I was pleased to hear Dockpo's thoughts and enjoyed the opportunity to put mine into a more cohesive format. I stumbled upon this quote a while ago, and it seems fitting. At the opening of Bowdoin College in 1802, President Joseph McKeen declared that "literary institutions are funded and endowed for the common good, and not for the private advantage of those who resort to them for education. It is not that they may be enabled to pass through life in an easy or reputable manner, but that their mental powers may be cultivated and improved for the benefit of society. If it be true, that no man should live to himself, we may safely assert, that every man who has been aided by a public institution to acquire an education, and to qualify himself for usefulness, is under peculiar obligations to exert his talents for the public good."


  1. Very wonderful journey and job. Good Luck!

  2. I really like your analysis both of soulja boy as well as the intertwining philosophies of education. (Please, will you teach me how to dance?!) That the reasons for education are superificial is something I've been grasping all year, yet it is comforting to know that that superficiality transcends itself and can be built up to action and "common good." I will be thinking about what to do re: finances for the building project, and am so looking forward to seeing you again!

    My deepest condolences regarding Ollie. I'm so, so sorry. Here's to the Happy Hunting Grounds where we'll play with our besties again some day. Much Love.

  3. My dear, you have a beautiful heart and soul and I know what you are going through regarding the loss of your Ollie as I too am still aching over the loss of my Furby. I agree with r. high. I know we will all be reunited again because this love that we have is an eternal love.

    I am finding your blog fascinating!

    Peace, Love, Understanding and Respect,

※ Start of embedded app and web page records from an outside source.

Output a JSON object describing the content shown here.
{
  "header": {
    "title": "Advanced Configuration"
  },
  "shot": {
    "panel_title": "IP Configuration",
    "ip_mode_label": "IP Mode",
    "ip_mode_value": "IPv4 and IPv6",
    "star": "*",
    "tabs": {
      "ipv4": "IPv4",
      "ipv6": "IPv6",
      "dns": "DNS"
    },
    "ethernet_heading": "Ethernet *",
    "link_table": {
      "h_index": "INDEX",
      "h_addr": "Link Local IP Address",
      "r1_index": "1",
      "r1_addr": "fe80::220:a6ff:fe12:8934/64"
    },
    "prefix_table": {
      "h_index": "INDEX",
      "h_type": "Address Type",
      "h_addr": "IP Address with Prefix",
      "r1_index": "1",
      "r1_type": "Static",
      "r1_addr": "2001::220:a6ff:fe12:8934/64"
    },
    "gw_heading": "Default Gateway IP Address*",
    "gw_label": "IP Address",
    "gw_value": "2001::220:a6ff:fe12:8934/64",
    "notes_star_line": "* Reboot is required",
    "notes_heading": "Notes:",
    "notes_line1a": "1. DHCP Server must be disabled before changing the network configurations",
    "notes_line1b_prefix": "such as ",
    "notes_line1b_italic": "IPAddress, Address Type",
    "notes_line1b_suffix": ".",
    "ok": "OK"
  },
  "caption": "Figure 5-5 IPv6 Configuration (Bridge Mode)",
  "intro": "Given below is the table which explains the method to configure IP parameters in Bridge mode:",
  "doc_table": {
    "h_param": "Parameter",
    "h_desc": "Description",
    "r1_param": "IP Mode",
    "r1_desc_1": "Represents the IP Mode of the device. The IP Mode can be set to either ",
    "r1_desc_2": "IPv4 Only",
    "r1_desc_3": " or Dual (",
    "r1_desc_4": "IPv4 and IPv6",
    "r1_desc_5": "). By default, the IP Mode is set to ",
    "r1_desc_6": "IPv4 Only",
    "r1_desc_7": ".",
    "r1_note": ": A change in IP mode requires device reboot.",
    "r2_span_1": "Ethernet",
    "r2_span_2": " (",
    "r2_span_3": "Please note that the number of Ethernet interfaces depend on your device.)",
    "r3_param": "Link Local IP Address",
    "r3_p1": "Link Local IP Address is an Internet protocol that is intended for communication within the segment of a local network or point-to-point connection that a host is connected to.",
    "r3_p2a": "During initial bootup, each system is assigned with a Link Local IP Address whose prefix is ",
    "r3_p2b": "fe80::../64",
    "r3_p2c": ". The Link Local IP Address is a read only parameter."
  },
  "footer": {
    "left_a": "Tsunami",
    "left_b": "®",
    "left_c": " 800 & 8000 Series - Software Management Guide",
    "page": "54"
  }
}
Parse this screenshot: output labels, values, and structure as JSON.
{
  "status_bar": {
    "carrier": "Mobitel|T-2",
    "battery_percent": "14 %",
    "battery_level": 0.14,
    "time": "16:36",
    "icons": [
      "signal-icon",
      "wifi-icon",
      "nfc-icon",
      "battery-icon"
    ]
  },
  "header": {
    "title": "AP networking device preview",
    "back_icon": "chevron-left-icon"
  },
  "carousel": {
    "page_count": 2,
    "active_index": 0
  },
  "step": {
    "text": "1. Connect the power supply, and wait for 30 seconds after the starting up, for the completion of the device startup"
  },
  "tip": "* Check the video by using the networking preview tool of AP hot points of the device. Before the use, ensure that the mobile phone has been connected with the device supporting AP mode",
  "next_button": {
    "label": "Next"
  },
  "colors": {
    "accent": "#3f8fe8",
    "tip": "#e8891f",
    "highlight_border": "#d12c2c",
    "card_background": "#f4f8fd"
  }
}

  4. my first visit to your blog (got linked on twitter) and i'll be back. very interesting work and i'm glad that you're journaling it for us.